He added, “What we’re really worried about — particularly with young people — is that they get it and then they spread it to their grandmother, to their grandfather.”
The new projections estimate a range of 139,000 to 161,000 deaths.
“The state-level ensemble forecasts suggest that the number of new deaths over the next four weeks in Arizona, Arkansas, Florida, Idaho, Nevada, Oklahoma, Oregon, South Carolina, Texas, Utah and Wyoming will likely exceed the number reported over the last four weeks,” the CDC said.
More states make sweeping mask mandates
When mask mandates for Texas and Kansas go into effect Friday, 19 states and Washington, DC, will have such requirements.
In a major change, Texas won’t allow people who are in counties with 20 or more active Covid-19 cases to go out without a face covering. That’s about 95% of Texans.
“We have the ability to keep businesses open and move our economy forward so that Texans can continue to earn a paycheck, but it requires each of us to do our part … and that means wearing a face covering in public spaces,” Texas Gov. Greg Abbott said.
On Friday, cell phones in the state received an alert advising people to wear masks in public spaces.
“Punishable by a $250 fine,” the alert read.
Other governors have also issued statewide orders, including California, Connecticut, Delaware, Hawaii, Illinois and Michigan.
The cause of the current spike in cases is impossible to pinpoint, said Dr. Anthony Fauci, director of the National Institute of Allergy and Infectious Diseases. But a series of events that occurred simultaneously, including protests, Memorial Day festivities and states reopening, likely contributed, he told the Harvard Business Review.

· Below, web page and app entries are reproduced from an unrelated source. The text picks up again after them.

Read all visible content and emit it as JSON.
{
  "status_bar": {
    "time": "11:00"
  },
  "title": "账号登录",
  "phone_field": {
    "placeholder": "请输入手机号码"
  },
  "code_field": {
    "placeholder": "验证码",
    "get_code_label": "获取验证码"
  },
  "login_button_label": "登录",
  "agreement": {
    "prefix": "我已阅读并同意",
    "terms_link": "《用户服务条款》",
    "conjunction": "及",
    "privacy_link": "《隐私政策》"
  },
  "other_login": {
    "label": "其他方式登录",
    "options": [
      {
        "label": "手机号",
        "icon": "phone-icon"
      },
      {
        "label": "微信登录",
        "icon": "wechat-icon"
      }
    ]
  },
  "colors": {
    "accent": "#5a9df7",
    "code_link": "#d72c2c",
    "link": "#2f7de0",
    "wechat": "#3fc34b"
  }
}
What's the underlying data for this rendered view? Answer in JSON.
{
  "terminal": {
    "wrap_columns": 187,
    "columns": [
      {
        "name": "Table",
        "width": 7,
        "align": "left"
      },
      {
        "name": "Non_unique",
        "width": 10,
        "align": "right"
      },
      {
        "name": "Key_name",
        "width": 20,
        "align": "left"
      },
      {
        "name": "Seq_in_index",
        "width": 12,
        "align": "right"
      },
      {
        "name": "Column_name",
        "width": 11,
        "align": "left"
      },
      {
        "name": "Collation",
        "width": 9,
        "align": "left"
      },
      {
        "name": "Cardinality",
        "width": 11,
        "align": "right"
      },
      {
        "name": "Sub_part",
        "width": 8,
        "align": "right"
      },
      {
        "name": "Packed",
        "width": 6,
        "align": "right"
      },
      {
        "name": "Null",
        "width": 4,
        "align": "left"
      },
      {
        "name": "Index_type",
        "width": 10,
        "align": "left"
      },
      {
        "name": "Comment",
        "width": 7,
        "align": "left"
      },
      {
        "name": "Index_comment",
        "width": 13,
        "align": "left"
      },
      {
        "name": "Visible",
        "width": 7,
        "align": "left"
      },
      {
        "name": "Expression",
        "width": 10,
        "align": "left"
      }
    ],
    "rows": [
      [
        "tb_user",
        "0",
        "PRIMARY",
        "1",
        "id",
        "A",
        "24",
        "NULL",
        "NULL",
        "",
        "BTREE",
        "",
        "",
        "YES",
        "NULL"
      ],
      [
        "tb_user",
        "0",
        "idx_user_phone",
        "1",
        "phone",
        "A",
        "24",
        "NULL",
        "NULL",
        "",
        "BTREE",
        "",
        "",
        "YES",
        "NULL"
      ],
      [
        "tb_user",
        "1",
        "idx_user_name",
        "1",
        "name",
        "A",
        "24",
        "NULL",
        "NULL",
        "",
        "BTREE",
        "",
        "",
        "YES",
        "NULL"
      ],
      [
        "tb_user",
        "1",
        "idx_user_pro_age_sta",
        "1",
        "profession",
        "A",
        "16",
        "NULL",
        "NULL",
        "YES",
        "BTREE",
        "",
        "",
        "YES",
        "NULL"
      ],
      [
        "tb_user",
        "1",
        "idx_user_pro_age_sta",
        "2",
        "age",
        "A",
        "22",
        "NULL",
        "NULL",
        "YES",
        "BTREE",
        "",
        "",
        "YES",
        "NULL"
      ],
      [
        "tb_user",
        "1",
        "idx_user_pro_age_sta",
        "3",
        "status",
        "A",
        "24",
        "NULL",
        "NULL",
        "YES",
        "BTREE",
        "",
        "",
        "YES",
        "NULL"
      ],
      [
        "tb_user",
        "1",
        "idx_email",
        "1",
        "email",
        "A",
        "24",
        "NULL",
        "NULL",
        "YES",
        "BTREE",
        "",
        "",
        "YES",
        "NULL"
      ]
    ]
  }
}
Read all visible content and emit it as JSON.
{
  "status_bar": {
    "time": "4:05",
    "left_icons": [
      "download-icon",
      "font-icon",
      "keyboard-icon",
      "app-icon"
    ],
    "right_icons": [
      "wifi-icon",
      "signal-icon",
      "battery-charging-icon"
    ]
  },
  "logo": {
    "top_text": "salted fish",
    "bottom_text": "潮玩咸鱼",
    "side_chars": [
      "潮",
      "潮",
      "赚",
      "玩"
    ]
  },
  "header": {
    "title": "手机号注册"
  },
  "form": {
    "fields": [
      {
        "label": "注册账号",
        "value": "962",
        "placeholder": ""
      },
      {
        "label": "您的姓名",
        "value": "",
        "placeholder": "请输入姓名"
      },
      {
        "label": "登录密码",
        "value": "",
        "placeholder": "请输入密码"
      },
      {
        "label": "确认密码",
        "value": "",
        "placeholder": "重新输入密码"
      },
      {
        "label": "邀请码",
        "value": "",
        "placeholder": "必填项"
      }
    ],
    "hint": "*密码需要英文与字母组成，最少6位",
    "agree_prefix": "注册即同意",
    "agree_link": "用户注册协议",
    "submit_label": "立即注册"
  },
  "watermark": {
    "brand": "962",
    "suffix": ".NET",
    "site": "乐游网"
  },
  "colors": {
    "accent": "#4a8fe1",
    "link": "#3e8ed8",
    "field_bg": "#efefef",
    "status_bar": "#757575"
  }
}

Of the 36 states whose new cases have gone up this week compared to the previous one, nine of them have increased by over 50%. They are Montana, Idaho, Nevada, Florida, Georgia, Tennessee, Louisiana, Alaska and Delaware.